→ **PROBLEM TO WORK ON**:
Report every line of the records below that includes the string "JSON".

Dataset rows describing interfaces
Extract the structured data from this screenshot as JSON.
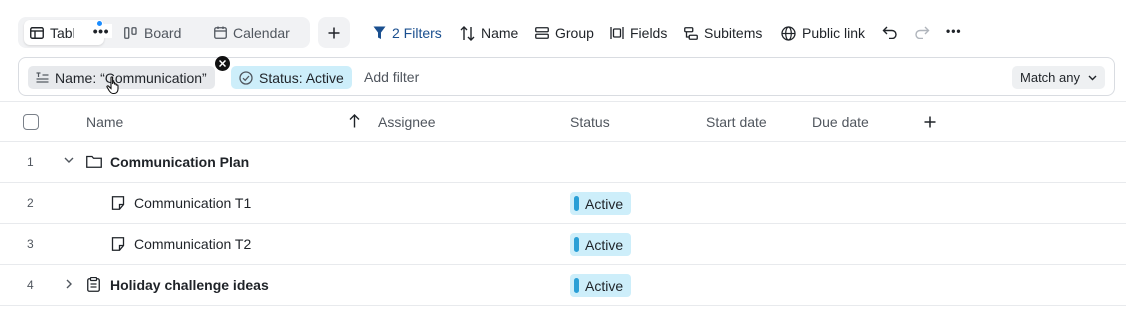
{
  "views": {
    "tabs": [
      {
        "label": "Table",
        "icon": "table-icon"
      },
      {
        "label": "Board",
        "icon": "board-icon"
      },
      {
        "label": "Calendar",
        "icon": "calendar-icon"
      }
    ],
    "add_label": "+"
  },
  "toolbar": {
    "filters_label": "2 Filters",
    "sort_label": "Name",
    "group_label": "Group",
    "fields_label": "Fields",
    "subitems_label": "Subitems",
    "public_link_label": "Public link",
    "more_label": "•••"
  },
  "filter_bar": {
    "name_chip": "Name: “Communication”",
    "status_chip": "Status: Active",
    "add_filter": "Add filter",
    "match_mode": "Match any"
  },
  "table": {
    "columns": [
      "Name",
      "Assignee",
      "Status",
      "Start date",
      "Due date"
    ],
    "sort_direction_icon": "arrow-up-icon",
    "rows": [
      {
        "num": "1",
        "name": "Communication Plan",
        "kind": "folder",
        "status": ""
      },
      {
        "num": "2",
        "name": "Communication T1",
        "kind": "note",
        "status": "Active"
      },
      {
        "num": "3",
        "name": "Communication T2",
        "kind": "note",
        "status": "Active"
      },
      {
        "num": "4",
        "name": "Holiday challenge ideas",
        "kind": "clipboard",
        "status": "Active"
      }
    ]
  },
  "colors": {
    "accent": "#1a8cff",
    "status_active_bg": "#cdeefa",
    "status_active_bar": "#2a9fd6",
    "filters_text": "#1a4f8f"
  }
}
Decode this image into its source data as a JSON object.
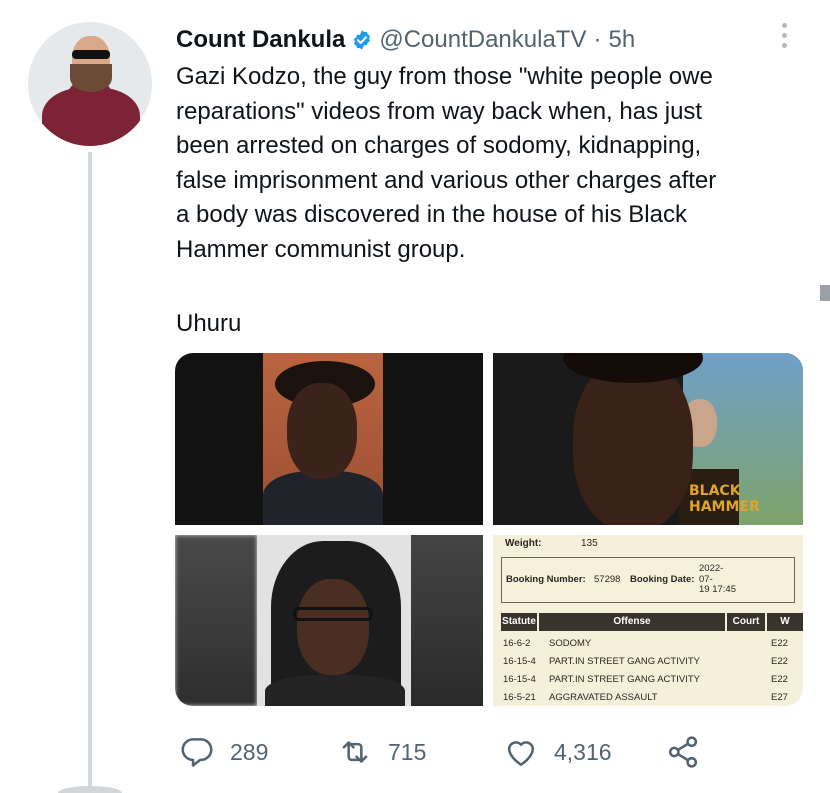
{
  "tweet": {
    "author_name": "Count Dankula",
    "handle": "@CountDankulaTV",
    "separator": "·",
    "time": "5h",
    "text": "Gazi Kodzo, the guy from those \"white people owe\nreparations\" videos from way back when, has just\nbeen arrested on charges of sodomy, kidnapping,\nfalse imprisonment and various other charges after\na body was discovered in the house of his Black\nHammer communist group.",
    "text_2": "Uhuru"
  },
  "media": {
    "image_4_print": "BLACK HAMMER",
    "booking": {
      "weight_label": "Weight:",
      "weight_value": "135",
      "booking_number_label": "Booking Number:",
      "booking_number": "57298",
      "booking_date_label": "Booking Date:",
      "booking_date": "2022-\n07-\n19 17:45",
      "columns": [
        "Statute",
        "Offense",
        "Court",
        "W"
      ],
      "rows": [
        {
          "statute": "16-6-2",
          "offense": "SODOMY",
          "court": "E22"
        },
        {
          "statute": "16-15-4",
          "offense": "PART.IN STREET GANG ACTIVITY",
          "court": "E22"
        },
        {
          "statute": "16-15-4",
          "offense": "PART.IN STREET GANG ACTIVITY",
          "court": "E22"
        },
        {
          "statute": "16-5-21",
          "offense": "AGGRAVATED ASSAULT",
          "court": "E27"
        }
      ]
    }
  },
  "actions": {
    "replies": "289",
    "retweets": "715",
    "likes": "4,316"
  },
  "icons": {
    "verified": "verified-badge-icon",
    "more": "more-vertical-icon",
    "reply": "reply-icon",
    "retweet": "retweet-icon",
    "like": "heart-icon",
    "share": "share-icon"
  },
  "colors": {
    "verified_blue": "#1d9bf0",
    "secondary_text": "#536471",
    "thread_line": "#cfd9de"
  }
}
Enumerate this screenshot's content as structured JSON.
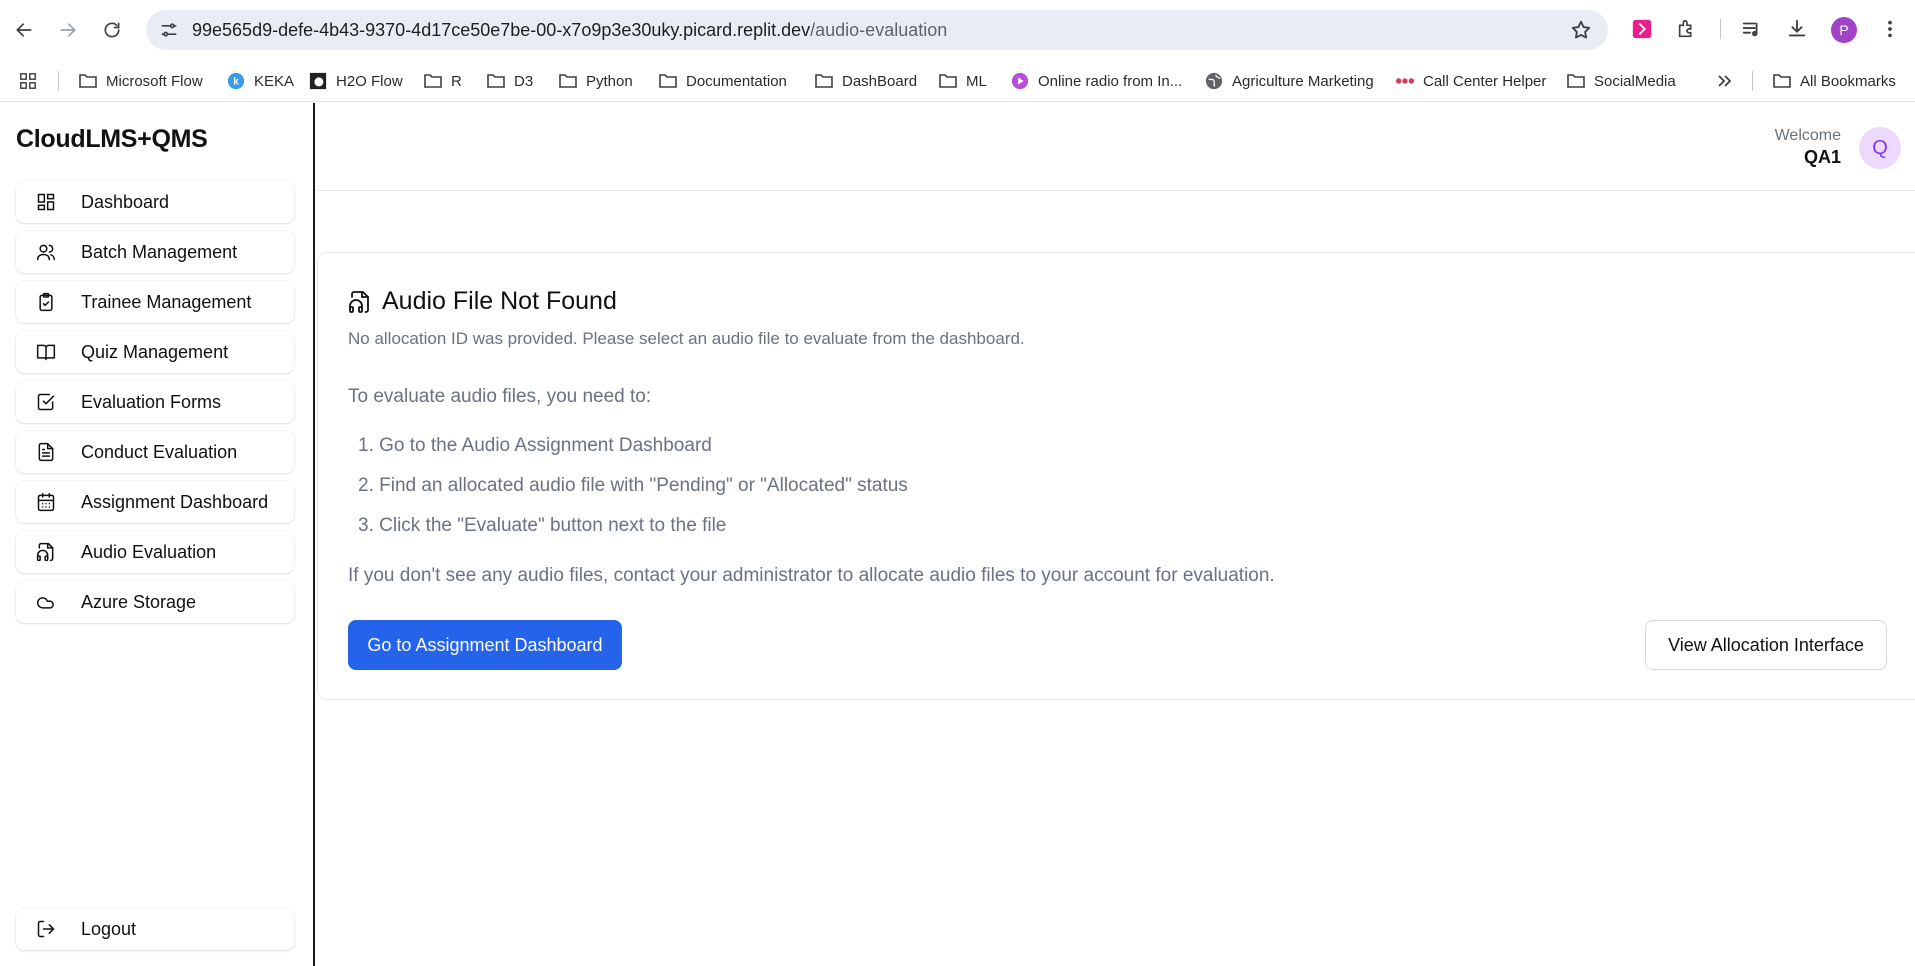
{
  "browser": {
    "url_host": "99e565d9-defe-4b43-9370-4d17ce50e7be-00-x7o9p3e30uky.picard.replit.dev",
    "url_path": "/audio-evaluation",
    "profile_initial": "P",
    "bookmarks": [
      {
        "label": "Microsoft Flow",
        "icon": "folder-icon"
      },
      {
        "label": "KEKA",
        "icon": "keka-icon"
      },
      {
        "label": "H2O Flow",
        "icon": "h2o-icon"
      },
      {
        "label": "R",
        "icon": "folder-icon"
      },
      {
        "label": "D3",
        "icon": "folder-icon"
      },
      {
        "label": "Python",
        "icon": "folder-icon"
      },
      {
        "label": "Documentation",
        "icon": "folder-icon"
      },
      {
        "label": "DashBoard",
        "icon": "folder-icon"
      },
      {
        "label": "ML",
        "icon": "folder-icon"
      },
      {
        "label": "Online radio from In...",
        "icon": "radio-icon"
      },
      {
        "label": "Agriculture Marketing",
        "icon": "globe-icon"
      },
      {
        "label": "Call Center Helper",
        "icon": "dots-icon"
      },
      {
        "label": "SocialMedia",
        "icon": "folder-icon"
      }
    ],
    "all_bookmarks": "All Bookmarks"
  },
  "app": {
    "brand": "CloudLMS+QMS",
    "nav": [
      {
        "label": "Dashboard",
        "icon": "dashboard-icon"
      },
      {
        "label": "Batch Management",
        "icon": "users-icon"
      },
      {
        "label": "Trainee Management",
        "icon": "clipboard-check-icon"
      },
      {
        "label": "Quiz Management",
        "icon": "book-open-icon"
      },
      {
        "label": "Evaluation Forms",
        "icon": "check-square-icon"
      },
      {
        "label": "Conduct Evaluation",
        "icon": "file-text-icon"
      },
      {
        "label": "Assignment Dashboard",
        "icon": "calendar-icon"
      },
      {
        "label": "Audio Evaluation",
        "icon": "file-audio-icon"
      },
      {
        "label": "Azure Storage",
        "icon": "cloud-icon"
      }
    ],
    "logout": "Logout"
  },
  "header": {
    "welcome": "Welcome",
    "username": "QA1",
    "avatar_initial": "Q"
  },
  "card": {
    "title": "Audio File Not Found",
    "description": "No allocation ID was provided. Please select an audio file to evaluate from the dashboard.",
    "intro": "To evaluate audio files, you need to:",
    "steps": [
      "1. Go to the Audio Assignment Dashboard",
      "2. Find an allocated audio file with \"Pending\" or \"Allocated\" status",
      "3. Click the \"Evaluate\" button next to the file"
    ],
    "note": "If you don't see any audio files, contact your administrator to allocate audio files to your account for evaluation.",
    "primary_button": "Go to Assignment Dashboard",
    "secondary_button": "View Allocation Interface"
  },
  "colors": {
    "primary": "#2563eb",
    "avatar_bg": "#ecd9fb",
    "muted_text": "#6b7280"
  }
}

→ **EXERCISE OUTPUT**:
Extract the structured data from this screenshot as JSON.
Decode this image into its source data as a JSON object.
Enumerate this screenshot's content as structured JSON.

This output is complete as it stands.